Museo Slab

Museoslab 206w


Calluna 206w

Museo Sans

Museosans 206w


Mark Simonson

Mark's incredible family, Proxima Nova, could rightfully be called "The Webfont of 2010." Built and refined over many years, it spans three widths each in seven weights with italics. That's a 42-font superfamily. We're proud to offer them all as do-it-yourself webfonts for a great price.

Proxima Nova


Felt Tip Roman





FontSite Inc.

FontSite offers a plethora of staple fonts every designer should have for "are these legal?" prices. These include Franklin Gothic FS, Alternate Gothic FS, Century Modern FS and Clarendon FS.

Franklin Gothic FS


Clarendon FS


Function Pro FS

Function Pro

The Creative

Cognition Blog

Happy Cog, the web agency started by Jeffery Zeldman, recently launched a new blog titled "Cognition." The clean, simple design utilizes several fonts from Fontspring, including Clarendon FS and Franklin Gothic FS.

Client: Happy Cog Studios
Fonts: Clarendon FS
Franklin Gothic FS

Cognition Full 660w

Cognition Breakdown 660w

The Insight

The New Bulletproof @Font-Face Syntax

From the Fontspring Blog. By Ethan Dunham.

Since the beginning of the 'webfont revolution' we've relied on somewhat hacky @font-face declarations to get webfonts loading cross-browser. Could there be a better way? One that's clear and compatible with future browsers?

Short history

In September 2009, Paul Irish came up with the Bulletproof syntax for writing the @font-face declaration. It was compact and worked across all browsers at the time. Recent, growing complaints that fonts weren't loading in Android, led me to recommended the Mo' Bulletproofer syntax devised by Richard Fink instead. Unfortunately Mo' Bulletproofer requires double declarations. Defining each font twice in the CSS is cumbersome, so I looked for a better solution.

The “Fontspring @Font-Face Syntax”

The code should have been clean, clear and simple all along. Finally, it is:

@font-face {
	font-family: 'MyFontFamily';
	src: url('myfont-webfont.eot?') format('eot'), 
	     url('myfont-webfont.woff') format('woff'), 
	     url('myfont-webfont.ttf')  format('truetype'),
	     url('myfont-webfont.svg#svgFontName') format('svg');

What? I don't get it.

The trick that makes this work is the '?' following the EOT filename. Seriously.

How it works

Internet Explorer <9 has a bug in the parser for the src attribute. If you include more than one font format in the src, IE fails to load it and reports a 404 error. The reason is that IE attempts to load as a file everything between the opening parenthesis all the way to the very last closing parenthesis. To deal with that wrong behavior, you merely declare the EOT first and append a single question mark. The question mark fools IE into thinking the rest of the string is a query string and loads just the EOT file. The other browsers follow the spec and select the format they need based on the src cascade and the format hint.

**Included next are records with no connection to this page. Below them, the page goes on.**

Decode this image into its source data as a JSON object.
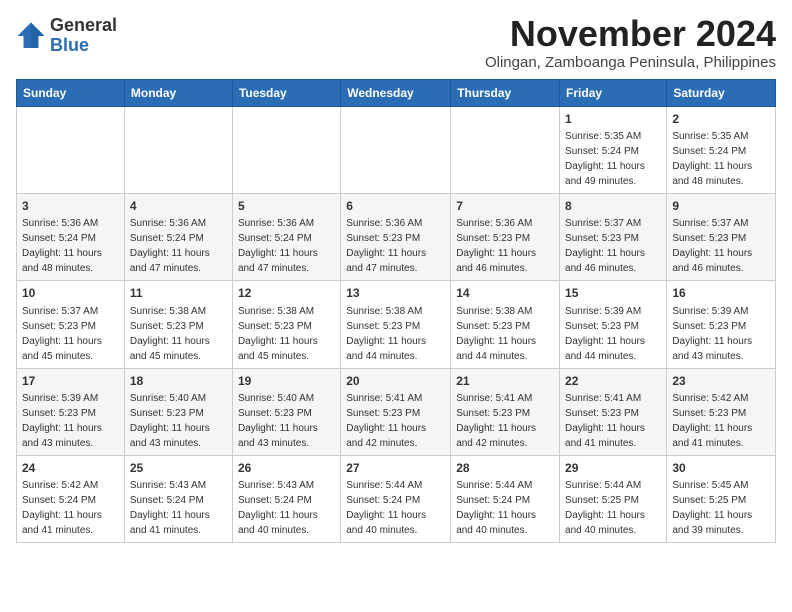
{
  "logo": {
    "general": "General",
    "blue": "Blue"
  },
  "header": {
    "month": "November 2024",
    "location": "Olingan, Zamboanga Peninsula, Philippines"
  },
  "weekdays": [
    "Sunday",
    "Monday",
    "Tuesday",
    "Wednesday",
    "Thursday",
    "Friday",
    "Saturday"
  ],
  "weeks": [
    [
      {
        "day": "",
        "info": ""
      },
      {
        "day": "",
        "info": ""
      },
      {
        "day": "",
        "info": ""
      },
      {
        "day": "",
        "info": ""
      },
      {
        "day": "",
        "info": ""
      },
      {
        "day": "1",
        "info": "Sunrise: 5:35 AM\nSunset: 5:24 PM\nDaylight: 11 hours\nand 49 minutes."
      },
      {
        "day": "2",
        "info": "Sunrise: 5:35 AM\nSunset: 5:24 PM\nDaylight: 11 hours\nand 48 minutes."
      }
    ],
    [
      {
        "day": "3",
        "info": "Sunrise: 5:36 AM\nSunset: 5:24 PM\nDaylight: 11 hours\nand 48 minutes."
      },
      {
        "day": "4",
        "info": "Sunrise: 5:36 AM\nSunset: 5:24 PM\nDaylight: 11 hours\nand 47 minutes."
      },
      {
        "day": "5",
        "info": "Sunrise: 5:36 AM\nSunset: 5:24 PM\nDaylight: 11 hours\nand 47 minutes."
      },
      {
        "day": "6",
        "info": "Sunrise: 5:36 AM\nSunset: 5:23 PM\nDaylight: 11 hours\nand 47 minutes."
      },
      {
        "day": "7",
        "info": "Sunrise: 5:36 AM\nSunset: 5:23 PM\nDaylight: 11 hours\nand 46 minutes."
      },
      {
        "day": "8",
        "info": "Sunrise: 5:37 AM\nSunset: 5:23 PM\nDaylight: 11 hours\nand 46 minutes."
      },
      {
        "day": "9",
        "info": "Sunrise: 5:37 AM\nSunset: 5:23 PM\nDaylight: 11 hours\nand 46 minutes."
      }
    ],
    [
      {
        "day": "10",
        "info": "Sunrise: 5:37 AM\nSunset: 5:23 PM\nDaylight: 11 hours\nand 45 minutes."
      },
      {
        "day": "11",
        "info": "Sunrise: 5:38 AM\nSunset: 5:23 PM\nDaylight: 11 hours\nand 45 minutes."
      },
      {
        "day": "12",
        "info": "Sunrise: 5:38 AM\nSunset: 5:23 PM\nDaylight: 11 hours\nand 45 minutes."
      },
      {
        "day": "13",
        "info": "Sunrise: 5:38 AM\nSunset: 5:23 PM\nDaylight: 11 hours\nand 44 minutes."
      },
      {
        "day": "14",
        "info": "Sunrise: 5:38 AM\nSunset: 5:23 PM\nDaylight: 11 hours\nand 44 minutes."
      },
      {
        "day": "15",
        "info": "Sunrise: 5:39 AM\nSunset: 5:23 PM\nDaylight: 11 hours\nand 44 minutes."
      },
      {
        "day": "16",
        "info": "Sunrise: 5:39 AM\nSunset: 5:23 PM\nDaylight: 11 hours\nand 43 minutes."
      }
    ],
    [
      {
        "day": "17",
        "info": "Sunrise: 5:39 AM\nSunset: 5:23 PM\nDaylight: 11 hours\nand 43 minutes."
      },
      {
        "day": "18",
        "info": "Sunrise: 5:40 AM\nSunset: 5:23 PM\nDaylight: 11 hours\nand 43 minutes."
      },
      {
        "day": "19",
        "info": "Sunrise: 5:40 AM\nSunset: 5:23 PM\nDaylight: 11 hours\nand 43 minutes."
      },
      {
        "day": "20",
        "info": "Sunrise: 5:41 AM\nSunset: 5:23 PM\nDaylight: 11 hours\nand 42 minutes."
      },
      {
        "day": "21",
        "info": "Sunrise: 5:41 AM\nSunset: 5:23 PM\nDaylight: 11 hours\nand 42 minutes."
      },
      {
        "day": "22",
        "info": "Sunrise: 5:41 AM\nSunset: 5:23 PM\nDaylight: 11 hours\nand 41 minutes."
      },
      {
        "day": "23",
        "info": "Sunrise: 5:42 AM\nSunset: 5:23 PM\nDaylight: 11 hours\nand 41 minutes."
      }
    ],
    [
      {
        "day": "24",
        "info": "Sunrise: 5:42 AM\nSunset: 5:24 PM\nDaylight: 11 hours\nand 41 minutes."
      },
      {
        "day": "25",
        "info": "Sunrise: 5:43 AM\nSunset: 5:24 PM\nDaylight: 11 hours\nand 41 minutes."
      },
      {
        "day": "26",
        "info": "Sunrise: 5:43 AM\nSunset: 5:24 PM\nDaylight: 11 hours\nand 40 minutes."
      },
      {
        "day": "27",
        "info": "Sunrise: 5:44 AM\nSunset: 5:24 PM\nDaylight: 11 hours\nand 40 minutes."
      },
      {
        "day": "28",
        "info": "Sunrise: 5:44 AM\nSunset: 5:24 PM\nDaylight: 11 hours\nand 40 minutes."
      },
      {
        "day": "29",
        "info": "Sunrise: 5:44 AM\nSunset: 5:25 PM\nDaylight: 11 hours\nand 40 minutes."
      },
      {
        "day": "30",
        "info": "Sunrise: 5:45 AM\nSunset: 5:25 PM\nDaylight: 11 hours\nand 39 minutes."
      }
    ]
  ]
}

Browser compatibility

Safari 5.03, IE 6-9, Firefox 3.6-4, Chrome 8, iOS 3.2-4.2, Android 2.2-2.3, Opera 11

The Notable

Help, webfonts aren't working in Firefox!

Use Javascript to tweak your typography

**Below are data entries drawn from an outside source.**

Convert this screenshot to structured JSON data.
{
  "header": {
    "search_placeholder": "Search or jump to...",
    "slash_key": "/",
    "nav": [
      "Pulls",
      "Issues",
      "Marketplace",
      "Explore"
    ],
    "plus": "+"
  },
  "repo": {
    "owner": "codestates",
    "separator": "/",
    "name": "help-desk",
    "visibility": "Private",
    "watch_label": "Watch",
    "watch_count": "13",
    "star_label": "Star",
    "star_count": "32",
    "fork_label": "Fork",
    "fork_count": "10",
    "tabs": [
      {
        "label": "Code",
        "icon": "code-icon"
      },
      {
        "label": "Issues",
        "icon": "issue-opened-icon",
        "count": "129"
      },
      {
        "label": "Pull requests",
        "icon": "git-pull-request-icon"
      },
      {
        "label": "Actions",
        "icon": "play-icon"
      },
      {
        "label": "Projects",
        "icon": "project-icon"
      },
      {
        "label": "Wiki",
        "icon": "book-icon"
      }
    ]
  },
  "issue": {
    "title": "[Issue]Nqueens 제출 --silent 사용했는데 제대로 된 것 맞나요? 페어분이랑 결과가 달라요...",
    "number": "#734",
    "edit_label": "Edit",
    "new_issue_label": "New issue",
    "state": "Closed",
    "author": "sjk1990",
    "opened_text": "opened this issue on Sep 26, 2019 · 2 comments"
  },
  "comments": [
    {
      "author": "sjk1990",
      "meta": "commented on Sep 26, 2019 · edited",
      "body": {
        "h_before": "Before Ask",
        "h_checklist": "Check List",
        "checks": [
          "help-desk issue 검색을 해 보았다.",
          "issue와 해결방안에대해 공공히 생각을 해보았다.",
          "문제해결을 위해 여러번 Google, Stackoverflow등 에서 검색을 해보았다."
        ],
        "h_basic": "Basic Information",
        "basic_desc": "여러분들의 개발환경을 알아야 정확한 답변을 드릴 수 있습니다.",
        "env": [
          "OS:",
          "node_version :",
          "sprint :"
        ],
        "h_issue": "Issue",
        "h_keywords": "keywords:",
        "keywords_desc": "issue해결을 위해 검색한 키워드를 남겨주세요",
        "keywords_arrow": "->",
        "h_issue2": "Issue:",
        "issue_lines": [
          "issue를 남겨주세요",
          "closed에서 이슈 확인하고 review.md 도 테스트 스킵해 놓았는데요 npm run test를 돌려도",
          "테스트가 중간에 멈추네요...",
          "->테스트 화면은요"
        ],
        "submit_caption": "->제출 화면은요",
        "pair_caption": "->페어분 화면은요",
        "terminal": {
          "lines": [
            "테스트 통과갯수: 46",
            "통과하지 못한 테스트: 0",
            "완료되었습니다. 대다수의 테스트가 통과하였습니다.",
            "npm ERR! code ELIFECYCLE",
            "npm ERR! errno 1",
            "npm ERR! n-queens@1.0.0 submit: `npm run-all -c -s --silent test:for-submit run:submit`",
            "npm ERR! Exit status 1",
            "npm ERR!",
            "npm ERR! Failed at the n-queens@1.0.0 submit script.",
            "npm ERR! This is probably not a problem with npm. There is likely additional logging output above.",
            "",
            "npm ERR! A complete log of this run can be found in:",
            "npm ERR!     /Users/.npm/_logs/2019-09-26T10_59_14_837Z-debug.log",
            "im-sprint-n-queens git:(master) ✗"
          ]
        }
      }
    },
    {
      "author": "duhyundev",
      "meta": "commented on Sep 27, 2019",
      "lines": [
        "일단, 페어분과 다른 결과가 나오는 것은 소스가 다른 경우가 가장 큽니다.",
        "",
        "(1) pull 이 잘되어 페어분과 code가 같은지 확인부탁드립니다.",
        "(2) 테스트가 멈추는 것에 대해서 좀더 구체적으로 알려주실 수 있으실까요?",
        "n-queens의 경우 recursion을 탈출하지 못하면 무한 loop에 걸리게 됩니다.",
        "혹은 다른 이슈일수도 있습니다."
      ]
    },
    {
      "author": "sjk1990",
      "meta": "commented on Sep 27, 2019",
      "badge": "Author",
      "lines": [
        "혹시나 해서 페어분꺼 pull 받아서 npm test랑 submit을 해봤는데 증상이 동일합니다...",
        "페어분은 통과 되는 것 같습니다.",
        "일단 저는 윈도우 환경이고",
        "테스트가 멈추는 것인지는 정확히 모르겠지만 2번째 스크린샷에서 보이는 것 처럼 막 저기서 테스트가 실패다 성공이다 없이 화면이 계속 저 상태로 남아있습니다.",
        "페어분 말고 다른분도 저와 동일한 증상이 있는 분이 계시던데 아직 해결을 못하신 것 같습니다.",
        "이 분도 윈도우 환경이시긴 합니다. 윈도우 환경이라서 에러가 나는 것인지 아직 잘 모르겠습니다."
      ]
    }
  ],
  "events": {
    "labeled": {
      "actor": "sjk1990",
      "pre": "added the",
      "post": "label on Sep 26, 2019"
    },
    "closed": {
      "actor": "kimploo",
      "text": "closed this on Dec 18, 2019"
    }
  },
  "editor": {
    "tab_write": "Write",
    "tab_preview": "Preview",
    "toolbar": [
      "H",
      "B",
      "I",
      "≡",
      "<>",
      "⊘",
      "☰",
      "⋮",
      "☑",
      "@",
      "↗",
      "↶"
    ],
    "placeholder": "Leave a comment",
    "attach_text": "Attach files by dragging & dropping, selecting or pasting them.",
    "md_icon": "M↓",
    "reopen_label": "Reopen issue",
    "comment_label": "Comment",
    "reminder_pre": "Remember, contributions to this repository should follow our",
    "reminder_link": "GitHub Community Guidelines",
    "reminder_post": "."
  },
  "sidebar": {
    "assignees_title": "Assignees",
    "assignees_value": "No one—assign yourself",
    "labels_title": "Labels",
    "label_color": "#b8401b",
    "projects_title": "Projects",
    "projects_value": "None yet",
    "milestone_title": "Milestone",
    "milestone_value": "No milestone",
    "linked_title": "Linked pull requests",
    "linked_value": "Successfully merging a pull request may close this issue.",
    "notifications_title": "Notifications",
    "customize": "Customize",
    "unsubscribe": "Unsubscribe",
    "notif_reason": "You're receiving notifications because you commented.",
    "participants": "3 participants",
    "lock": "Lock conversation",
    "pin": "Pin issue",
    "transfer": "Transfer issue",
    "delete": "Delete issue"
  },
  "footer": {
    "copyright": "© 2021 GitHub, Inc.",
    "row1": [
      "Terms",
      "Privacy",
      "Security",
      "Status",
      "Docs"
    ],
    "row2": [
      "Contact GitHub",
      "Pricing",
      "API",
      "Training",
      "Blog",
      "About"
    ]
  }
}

The handlettering of Jeff Bridges

This is a common problem that can be difficult to figure out. Fortunately the solution is easy. Firefox requires that all font assets be called from the same domain as the website that is using them. This means that all your @font-face declarations should never use absolute URLs and instead use relative ones.

Some interesting Javascripts have been written lately that will help you style your web pages. The one getting a lot of press lately is called lettering.js. This script will add classed spans around letters and words you specify, which you can then style in your CSS. See the lettering.js website for details.

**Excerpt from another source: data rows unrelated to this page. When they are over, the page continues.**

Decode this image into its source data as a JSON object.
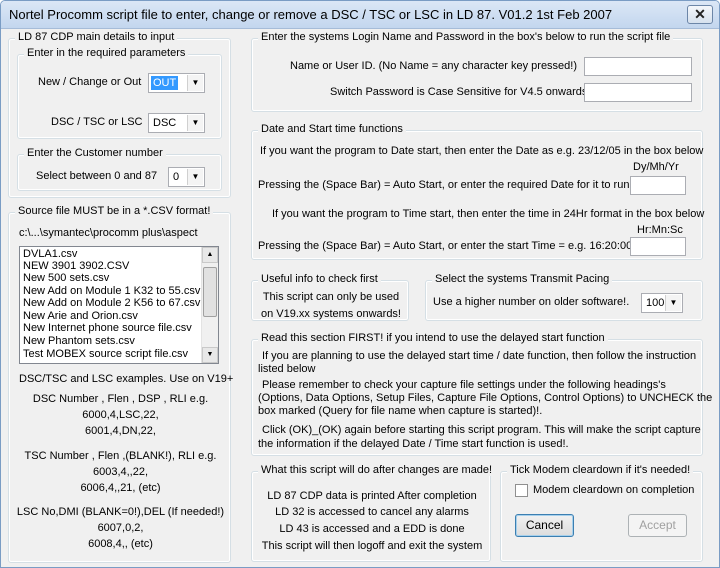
{
  "window": {
    "title": "Nortel Procomm script file to enter, change or remove a DSC / TSC or LSC in LD 87. V01.2 1st Feb 2007"
  },
  "cdp": {
    "title": "LD 87 CDP main details to input",
    "params": {
      "title": "Enter in the required parameters",
      "mode_label": "New / Change or Out",
      "mode_value": "OUT",
      "type_label": "DSC / TSC or LSC",
      "type_value": "DSC"
    },
    "customer": {
      "title": "Enter the Customer number",
      "label": "Select between 0 and 87",
      "value": "0"
    }
  },
  "source": {
    "title": "Source file MUST be in a *.CSV format!",
    "path": "c:\\...\\symantec\\procomm plus\\aspect",
    "files": [
      "DVLA1.csv",
      "NEW 3901 3902.CSV",
      "New 500 sets.csv",
      "New Add on Module 1 K32 to 55.csv",
      "New Add on Module 2 K56 to 67.csv",
      "New Arie and Orion.csv",
      "New Internet phone source file.csv",
      "New Phantom sets.csv",
      "Test MOBEX source script file.csv"
    ],
    "examples_heading": "DSC/TSC and LSC examples. Use on V19+",
    "dsc_header": "DSC Number , Flen , DSP , RLI  e.g.",
    "dsc_ex1": "6000,4,LSC,22,",
    "dsc_ex2": "6001,4,DN,22,",
    "tsc_header": "TSC Number , Flen ,(BLANK!), RLI  e.g.",
    "tsc_ex1": "6003,4,,22,",
    "tsc_ex2": "6006,4,,21,    (etc)",
    "lsc_header": "LSC No,DMI (BLANK=0!),DEL (If needed!)",
    "lsc_ex1": "6007,0,2,",
    "lsc_ex2": "6008,4,,     (etc)"
  },
  "login": {
    "title": "Enter the systems Login Name and Password in the box's below to run the script file",
    "user_label": "Name or User ID. (No Name = any character key pressed!)",
    "user_value": "",
    "pass_label": "Switch Password is Case Sensitive for V4.5 onwards",
    "pass_value": ""
  },
  "datetime": {
    "title": "Date and Start time functions",
    "date_info": "If you want the program to Date start, then enter the Date as e.g. 23/12/05 in the box below",
    "date_format": "Dy/Mh/Yr",
    "date_prompt": "Pressing the (Space Bar) = Auto Start, or enter the required Date for it to run",
    "date_value": "",
    "time_info": "If you want the program to Time start, then enter the time in 24Hr format in the box below",
    "time_format": "Hr:Mn:Sc",
    "time_prompt": "Pressing the (Space Bar) = Auto Start, or enter the start Time = e.g. 16:20:00",
    "time_value": ""
  },
  "useful": {
    "title": "Useful info to check first",
    "line1": "This script can only be used",
    "line2": "on V19.xx systems onwards!"
  },
  "pacing": {
    "title": "Select the systems Transmit Pacing",
    "label": "Use a higher number on older software!.",
    "value": "100"
  },
  "readme": {
    "title": "Read this section FIRST! if you intend to use the delayed start function",
    "p1a": "If you are planning to use the delayed start time / date function, then follow the instruction",
    "p1b": "listed below",
    "p2a": "Please remember to check your capture file settings under the following headings's",
    "p2b": "(Options, Data Options, Setup Files, Capture File Options, Control Options) to UNCHECK the",
    "p2c": "box marked (Query for file name when capture is started)!.",
    "p3a": "Click (OK)_(OK) again before starting this script program. This will make the script capture",
    "p3b": "the information if the delayed Date / Time start function is used!."
  },
  "whatdo": {
    "title": "What this script will do after changes are made!",
    "l1": "LD 87 CDP data is printed After completion",
    "l2": "LD 32 is accessed to cancel any alarms",
    "l3": "LD 43 is accessed and a EDD is done",
    "l4": "This script will then logoff and exit the system"
  },
  "modem": {
    "title": "Tick Modem cleardown if it's needed!",
    "check_label": "Modem cleardown on completion",
    "cancel": "Cancel",
    "accept": "Accept"
  }
}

A visit to Jeff Bridges' website might cost you a few minutes of your time, but it will be worth it. The entire site is hand drawn, hand lettered by Jeff himself. Each page is one long scroll of beautiful artwork. Please, go see it now...